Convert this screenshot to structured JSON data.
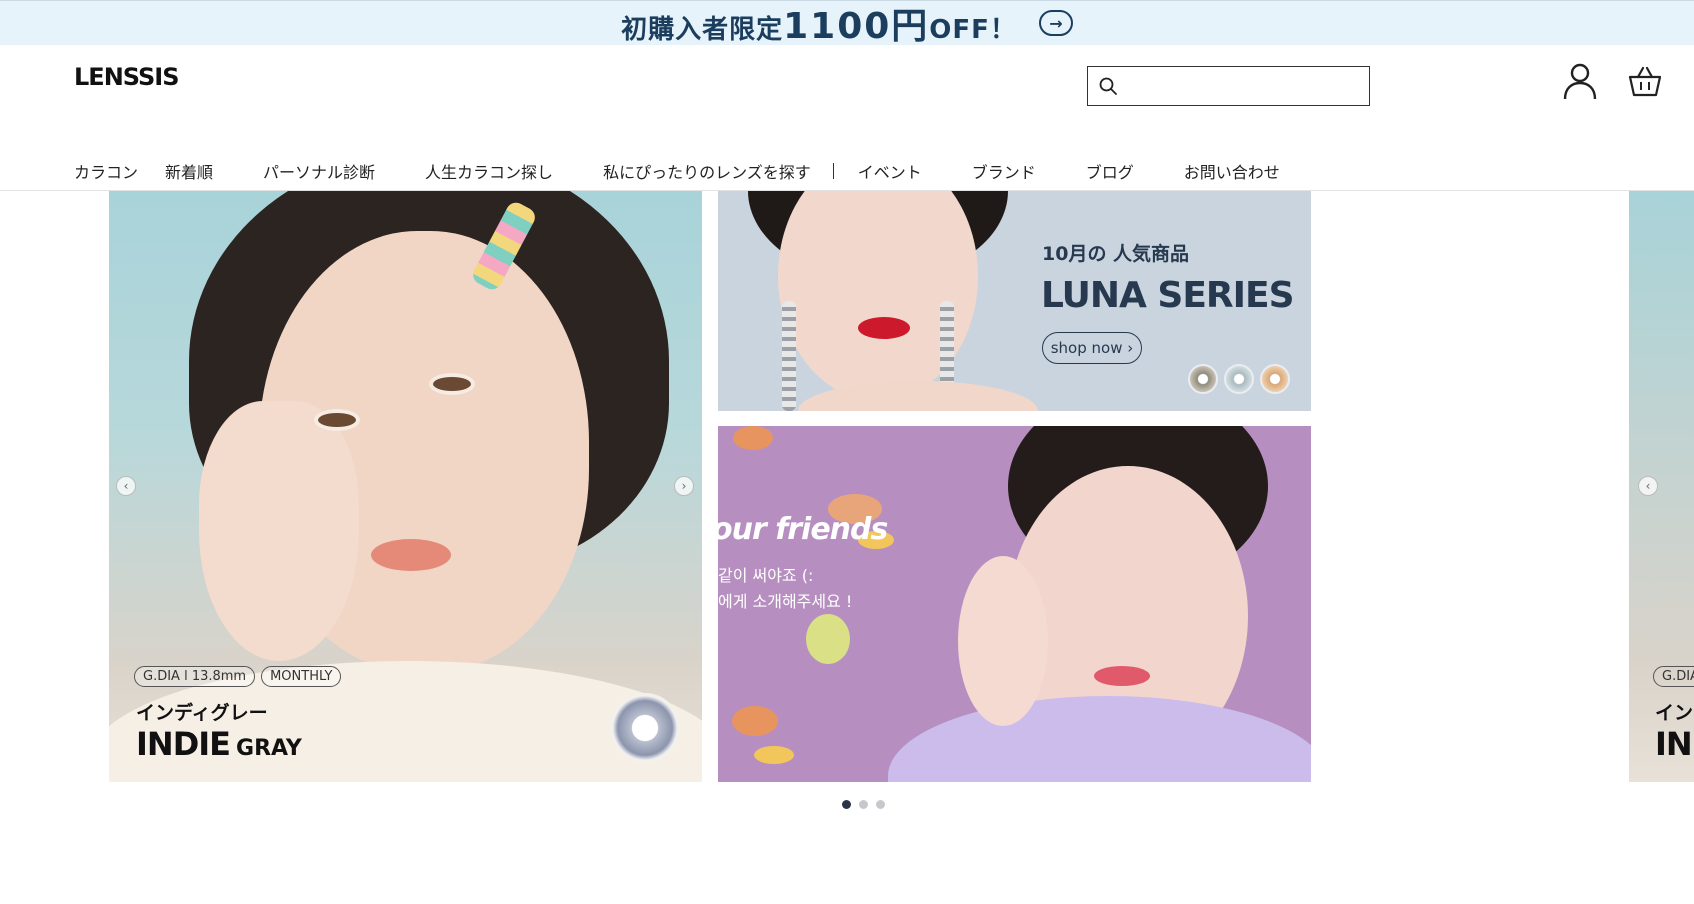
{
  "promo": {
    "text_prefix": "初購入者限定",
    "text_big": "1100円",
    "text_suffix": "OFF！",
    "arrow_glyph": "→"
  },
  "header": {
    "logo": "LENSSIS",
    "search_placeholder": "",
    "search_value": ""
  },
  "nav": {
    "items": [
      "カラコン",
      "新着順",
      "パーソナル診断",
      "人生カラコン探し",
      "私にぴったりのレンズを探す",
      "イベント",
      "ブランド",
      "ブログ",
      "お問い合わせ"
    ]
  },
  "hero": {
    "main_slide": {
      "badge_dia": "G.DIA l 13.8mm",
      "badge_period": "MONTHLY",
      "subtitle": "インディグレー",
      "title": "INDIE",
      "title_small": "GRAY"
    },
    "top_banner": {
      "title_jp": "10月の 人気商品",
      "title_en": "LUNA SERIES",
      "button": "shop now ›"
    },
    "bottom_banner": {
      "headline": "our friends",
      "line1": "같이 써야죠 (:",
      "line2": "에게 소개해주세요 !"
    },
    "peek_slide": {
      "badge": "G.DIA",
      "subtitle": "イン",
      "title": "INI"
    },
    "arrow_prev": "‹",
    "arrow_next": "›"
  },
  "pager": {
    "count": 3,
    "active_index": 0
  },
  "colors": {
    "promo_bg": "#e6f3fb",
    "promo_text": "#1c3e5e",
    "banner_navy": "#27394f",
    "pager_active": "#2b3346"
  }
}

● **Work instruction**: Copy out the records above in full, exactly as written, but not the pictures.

● **Answer to this exercise**:
Convert this screenshot to structured JSON data.
{
  "promo": {
    "text_prefix": "初購入者限定",
    "text_big": "1100円",
    "text_suffix": "OFF！",
    "arrow_glyph": "→"
  },
  "header": {
    "logo": "LENSSIS",
    "search_placeholder": "",
    "search_value": ""
  },
  "nav": {
    "items": [
      "カラコン",
      "新着順",
      "パーソナル診断",
      "人生カラコン探し",
      "私にぴったりのレンズを探す",
      "イベント",
      "ブランド",
      "ブログ",
      "お問い合わせ"
    ]
  },
  "hero": {
    "main_slide": {
      "badge_dia": "G.DIA l 13.8mm",
      "badge_period": "MONTHLY",
      "subtitle": "インディグレー",
      "title": "INDIE",
      "title_small": "GRAY"
    },
    "top_banner": {
      "title_jp": "10月の 人気商品",
      "title_en": "LUNA SERIES",
      "button": "shop now ›"
    },
    "bottom_banner": {
      "headline": "our friends",
      "line1": "같이 써야죠 (:",
      "line2": "에게 소개해주세요 !"
    },
    "peek_slide": {
      "badge": "G.DIA",
      "subtitle": "イン",
      "title": "INI"
    },
    "arrow_prev": "‹",
    "arrow_next": "›"
  },
  "pager": {
    "count": 3,
    "active_index": 0
  },
  "colors": {
    "promo_bg": "#e6f3fb",
    "promo_text": "#1c3e5e",
    "banner_navy": "#27394f",
    "pager_active": "#2b3346"
  }
}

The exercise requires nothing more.